▶ _Input data_

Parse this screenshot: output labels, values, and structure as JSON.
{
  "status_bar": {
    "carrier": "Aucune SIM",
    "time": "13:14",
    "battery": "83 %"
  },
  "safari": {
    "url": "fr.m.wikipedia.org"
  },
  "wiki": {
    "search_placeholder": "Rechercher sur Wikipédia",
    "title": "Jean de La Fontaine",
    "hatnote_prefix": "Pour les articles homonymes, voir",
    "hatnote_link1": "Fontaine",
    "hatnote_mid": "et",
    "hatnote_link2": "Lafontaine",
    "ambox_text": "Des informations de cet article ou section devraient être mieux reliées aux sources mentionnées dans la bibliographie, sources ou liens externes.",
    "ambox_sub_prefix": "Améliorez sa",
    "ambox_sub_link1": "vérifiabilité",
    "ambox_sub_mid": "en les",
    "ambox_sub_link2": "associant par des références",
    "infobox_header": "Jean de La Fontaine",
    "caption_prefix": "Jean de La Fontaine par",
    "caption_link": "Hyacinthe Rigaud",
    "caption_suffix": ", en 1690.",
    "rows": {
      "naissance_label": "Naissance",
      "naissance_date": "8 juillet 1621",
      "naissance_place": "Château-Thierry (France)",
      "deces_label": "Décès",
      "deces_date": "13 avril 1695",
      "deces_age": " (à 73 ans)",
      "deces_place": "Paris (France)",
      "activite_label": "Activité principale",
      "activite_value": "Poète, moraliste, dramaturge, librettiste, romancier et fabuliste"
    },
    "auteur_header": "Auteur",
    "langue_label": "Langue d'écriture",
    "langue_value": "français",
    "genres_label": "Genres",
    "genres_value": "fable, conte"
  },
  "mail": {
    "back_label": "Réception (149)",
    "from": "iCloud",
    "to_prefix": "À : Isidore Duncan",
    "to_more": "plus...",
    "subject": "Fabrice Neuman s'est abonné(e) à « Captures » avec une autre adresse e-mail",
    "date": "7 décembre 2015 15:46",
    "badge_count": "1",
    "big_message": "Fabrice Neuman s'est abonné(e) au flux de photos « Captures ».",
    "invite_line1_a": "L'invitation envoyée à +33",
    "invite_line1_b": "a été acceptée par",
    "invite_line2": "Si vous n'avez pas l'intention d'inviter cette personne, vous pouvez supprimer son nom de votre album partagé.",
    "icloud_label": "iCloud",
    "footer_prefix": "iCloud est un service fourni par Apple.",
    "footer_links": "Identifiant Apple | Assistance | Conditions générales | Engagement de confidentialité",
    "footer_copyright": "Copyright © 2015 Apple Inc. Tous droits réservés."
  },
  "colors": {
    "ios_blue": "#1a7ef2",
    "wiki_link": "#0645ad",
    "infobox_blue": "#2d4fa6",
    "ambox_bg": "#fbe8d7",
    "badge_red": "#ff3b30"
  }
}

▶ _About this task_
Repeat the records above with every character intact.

▶ _Written solution_
Parse this screenshot: output labels, values, and structure as JSON.
{
  "status_bar": {
    "carrier": "Aucune SIM",
    "time": "13:14",
    "battery": "83 %"
  },
  "safari": {
    "url": "fr.m.wikipedia.org"
  },
  "wiki": {
    "search_placeholder": "Rechercher sur Wikipédia",
    "title": "Jean de La Fontaine",
    "hatnote_prefix": "Pour les articles homonymes, voir",
    "hatnote_link1": "Fontaine",
    "hatnote_mid": "et",
    "hatnote_link2": "Lafontaine",
    "ambox_text": "Des informations de cet article ou section devraient être mieux reliées aux sources mentionnées dans la bibliographie, sources ou liens externes.",
    "ambox_sub_prefix": "Améliorez sa",
    "ambox_sub_link1": "vérifiabilité",
    "ambox_sub_mid": "en les",
    "ambox_sub_link2": "associant par des références",
    "infobox_header": "Jean de La Fontaine",
    "caption_prefix": "Jean de La Fontaine par",
    "caption_link": "Hyacinthe Rigaud",
    "caption_suffix": ", en 1690.",
    "rows": {
      "naissance_label": "Naissance",
      "naissance_date": "8 juillet 1621",
      "naissance_place": "Château-Thierry (France)",
      "deces_label": "Décès",
      "deces_date": "13 avril 1695",
      "deces_age": " (à 73 ans)",
      "deces_place": "Paris (France)",
      "activite_label": "Activité principale",
      "activite_value": "Poète, moraliste, dramaturge, librettiste, romancier et fabuliste"
    },
    "auteur_header": "Auteur",
    "langue_label": "Langue d'écriture",
    "langue_value": "français",
    "genres_label": "Genres",
    "genres_value": "fable, conte"
  },
  "mail": {
    "back_label": "Réception (149)",
    "from": "iCloud",
    "to_prefix": "À : Isidore Duncan",
    "to_more": "plus...",
    "subject": "Fabrice Neuman s'est abonné(e) à « Captures » avec une autre adresse e-mail",
    "date": "7 décembre 2015 15:46",
    "badge_count": "1",
    "big_message": "Fabrice Neuman s'est abonné(e) au flux de photos « Captures ».",
    "invite_line1_a": "L'invitation envoyée à +33",
    "invite_line1_b": "a été acceptée par",
    "invite_line2": "Si vous n'avez pas l'intention d'inviter cette personne, vous pouvez supprimer son nom de votre album partagé.",
    "icloud_label": "iCloud",
    "footer_prefix": "iCloud est un service fourni par Apple.",
    "footer_links": "Identifiant Apple | Assistance | Conditions générales | Engagement de confidentialité",
    "footer_copyright": "Copyright © 2015 Apple Inc. Tous droits réservés."
  },
  "colors": {
    "ios_blue": "#1a7ef2",
    "wiki_link": "#0645ad",
    "infobox_blue": "#2d4fa6",
    "ambox_bg": "#fbe8d7",
    "badge_red": "#ff3b30"
  }
}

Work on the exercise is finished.